The recognition of the role of Internet and digital technologies can easily be judged by the self-criticism in the latest Digital Agenda for Europe communication . With the presence of 50 million wireless devices by 2020, Europe should provide the necessary digital solutions to pave the way to the already existent ICT growth. But when it comes down to the question of increasing public value through technology, the conclusions are superficially connected solely with money saving through e-Procurement and e-Government.

This means that the process in some member states continues to be unacknowledged, as for less than a decade Estonia, the country of the Baltic region, became a Tiger in one more aspect – providing a viable alternative to the traditional election process. With the help of “robust accountability and verifiable transparency“ the government overcame the largest problem of trust and the results in the last parliamentary elections in 2011 show: the number of digitally cast e-votes already reached the substantial quota of 24.3%.

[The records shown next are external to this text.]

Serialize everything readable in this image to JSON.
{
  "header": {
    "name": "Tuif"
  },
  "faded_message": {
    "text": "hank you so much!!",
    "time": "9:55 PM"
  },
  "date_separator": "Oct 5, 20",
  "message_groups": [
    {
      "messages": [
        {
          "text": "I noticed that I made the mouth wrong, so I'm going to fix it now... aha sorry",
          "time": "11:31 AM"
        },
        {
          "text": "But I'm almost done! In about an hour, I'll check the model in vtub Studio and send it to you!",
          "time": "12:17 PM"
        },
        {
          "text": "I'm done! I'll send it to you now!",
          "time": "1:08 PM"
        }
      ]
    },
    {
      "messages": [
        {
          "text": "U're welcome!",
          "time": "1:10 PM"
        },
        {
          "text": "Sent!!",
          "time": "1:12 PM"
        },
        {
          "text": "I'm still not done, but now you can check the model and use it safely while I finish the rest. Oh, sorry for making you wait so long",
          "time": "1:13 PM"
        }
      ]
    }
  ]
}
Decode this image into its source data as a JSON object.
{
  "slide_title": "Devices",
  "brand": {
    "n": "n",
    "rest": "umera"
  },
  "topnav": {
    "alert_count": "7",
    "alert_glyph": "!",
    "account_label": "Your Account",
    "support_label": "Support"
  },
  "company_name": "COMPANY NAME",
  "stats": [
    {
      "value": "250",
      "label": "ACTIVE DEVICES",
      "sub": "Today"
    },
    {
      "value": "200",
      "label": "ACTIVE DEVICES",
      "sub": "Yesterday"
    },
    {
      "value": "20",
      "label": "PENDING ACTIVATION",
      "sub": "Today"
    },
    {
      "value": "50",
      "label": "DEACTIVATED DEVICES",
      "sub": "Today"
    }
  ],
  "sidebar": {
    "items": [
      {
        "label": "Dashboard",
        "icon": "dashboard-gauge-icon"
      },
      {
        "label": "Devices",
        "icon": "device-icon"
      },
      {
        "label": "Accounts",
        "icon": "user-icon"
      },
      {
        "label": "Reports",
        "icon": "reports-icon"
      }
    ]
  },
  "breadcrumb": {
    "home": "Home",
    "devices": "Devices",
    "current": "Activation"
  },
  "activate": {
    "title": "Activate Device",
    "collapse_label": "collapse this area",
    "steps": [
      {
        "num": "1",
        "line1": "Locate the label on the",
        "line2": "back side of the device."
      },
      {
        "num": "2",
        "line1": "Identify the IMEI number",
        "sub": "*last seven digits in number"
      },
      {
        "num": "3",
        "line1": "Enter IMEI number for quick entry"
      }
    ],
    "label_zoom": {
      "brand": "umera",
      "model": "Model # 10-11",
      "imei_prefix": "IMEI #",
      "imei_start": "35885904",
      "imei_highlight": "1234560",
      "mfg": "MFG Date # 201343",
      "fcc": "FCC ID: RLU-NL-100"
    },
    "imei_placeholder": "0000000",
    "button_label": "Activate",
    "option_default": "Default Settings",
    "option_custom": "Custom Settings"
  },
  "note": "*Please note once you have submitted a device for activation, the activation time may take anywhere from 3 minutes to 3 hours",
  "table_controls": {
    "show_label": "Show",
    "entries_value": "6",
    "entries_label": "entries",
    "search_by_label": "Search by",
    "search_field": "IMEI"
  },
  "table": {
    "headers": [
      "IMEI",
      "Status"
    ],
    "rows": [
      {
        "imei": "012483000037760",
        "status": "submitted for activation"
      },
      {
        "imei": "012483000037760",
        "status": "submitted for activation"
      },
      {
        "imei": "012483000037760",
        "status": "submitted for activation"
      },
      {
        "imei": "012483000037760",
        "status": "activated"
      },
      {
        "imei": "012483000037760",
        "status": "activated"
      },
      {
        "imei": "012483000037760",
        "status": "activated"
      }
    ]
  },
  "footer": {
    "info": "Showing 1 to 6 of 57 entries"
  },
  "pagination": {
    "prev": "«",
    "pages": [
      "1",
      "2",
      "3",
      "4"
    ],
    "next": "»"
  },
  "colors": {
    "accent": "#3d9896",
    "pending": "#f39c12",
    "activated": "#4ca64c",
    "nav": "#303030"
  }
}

Before appraising this operation it is important to diligently assess whether its introduction is justifiable. As already hinted above, the main issue with digitalization of direct participation is the building up of trust in technology, mainly due to apprehension of insecurity. On the other hand, once the voters adapt themselves to this commodity they will gradually abolish traditional bulletins. More practically, given the fact that a sufficient number of households have access to Internet, participation hampering due to age, disability or mobility restriction will be avoided. Another important consideration is that the introduction of the technology also might be costly, especially when it comes to building up a secure authentication and certification system and providing access to households to it. Nevertheless, learning from the Estonian experience show that electronic ID cards and electronic signatures for the whole population are an investment that pays off.

Moving on to the European electoral horizon a dreary tendency has been taking place: the turnout for EP elections has decreased gradually from 62% in the first universal EP elections in 1979 to 43% in 2009. Especially considering the latest events around the ratification of the Lisbon Treaty, where referenda were bluntly held until a positive result was achieved, the forthcoming elections for the EP are going to be a turning point for the democratic constituency of the Union. Put simply, if this body represents less than half of the European citizens its decisions, even if unanimous, are not representative enough to be democratic.

Additionally, we have to consider also some inequalities, such as the mobilization of the extreme left, the rising voices of the discontent and the consequential scepticism of the pro-European activists, which was even addressed in the last “State of the Union”. Their only choice to bend policies and fill gaps in acquis were either through the purely advisory Committee of the Regions or through lobbyism. No wonder then that politically unapt individuals, though with a necessary degree of expertise and ideological entrepreneurship, feel underrepresented and unheard.
Yet since April 2012 thanks to the finalization of the European Citizens’ Initiative, the ordinary citizens can finally have a say on the direction of policy-making. And indeed, without the wide range of software checks this unique instrument would have hardly come to existence. Even if the process of contriving a functional online platform took more than two years, the trust in the instrument is yet to be built.

Apart from the educational incentives it is hard to imagine that the Commission will forward policies such as removal of the roaming tariffs (thus causing a huge corporate rebuff) or the full removal of restraints to a common European electoral code. This notion was reached earlier by authors, such as Christofer Hood, who argues that the virtualization of the direct democracy is not likely to bring new forms of policies. But what we can extract for our case is that the information technologies equip the government. Moreover, it provides the Commission, with a new “detection toolkit” for the moods among the citizens, which can set long-term operational agenda. Long story in short – thanks to this instrument of “super democracy” the constituents of the Union unilaterally strive for a strengthened, common citizenship.
We can learn a lot from the Estonian e-success and the new digitalized participatory instrument of the Union, but in view of the European Year of the Citizens two policy recommendations towards the European Parliament are to be considered:

  • Digitalization of the elections: The main concerns over the security can be brought down to two main aspects. The first one is the security of the authorization process – as mentioned earlier the ubiquitous introduction of biometric identification cards could be the solution. Although the process might be costly, the success stories (Estonia, Denmark, UK) show that effects are apparent.
  • Digitalization of voting procedures: The electronic signature and the biometric ID card will empower MEPs to vote remotely. This will allow them to spend more time in their respective election regions and devote themselves to strengthening the bond with the electorate. Thus, leverage in lessening the effects of political apathy.

The EU is falling behind with the use of information and communication technologies compared to its economic rivals (one quarter of the EU-27 population has never used Internet). Also the diminution of the budget for the next financial framework leaves not much space for manoeuvre. Still, the EU can be innovative in other aspects – such as being the first e-constituted regional actor. What can and should be done is to replicate and maximize processes that are already taking place, as digitalization is the key to a more legitimate functioning of the Union.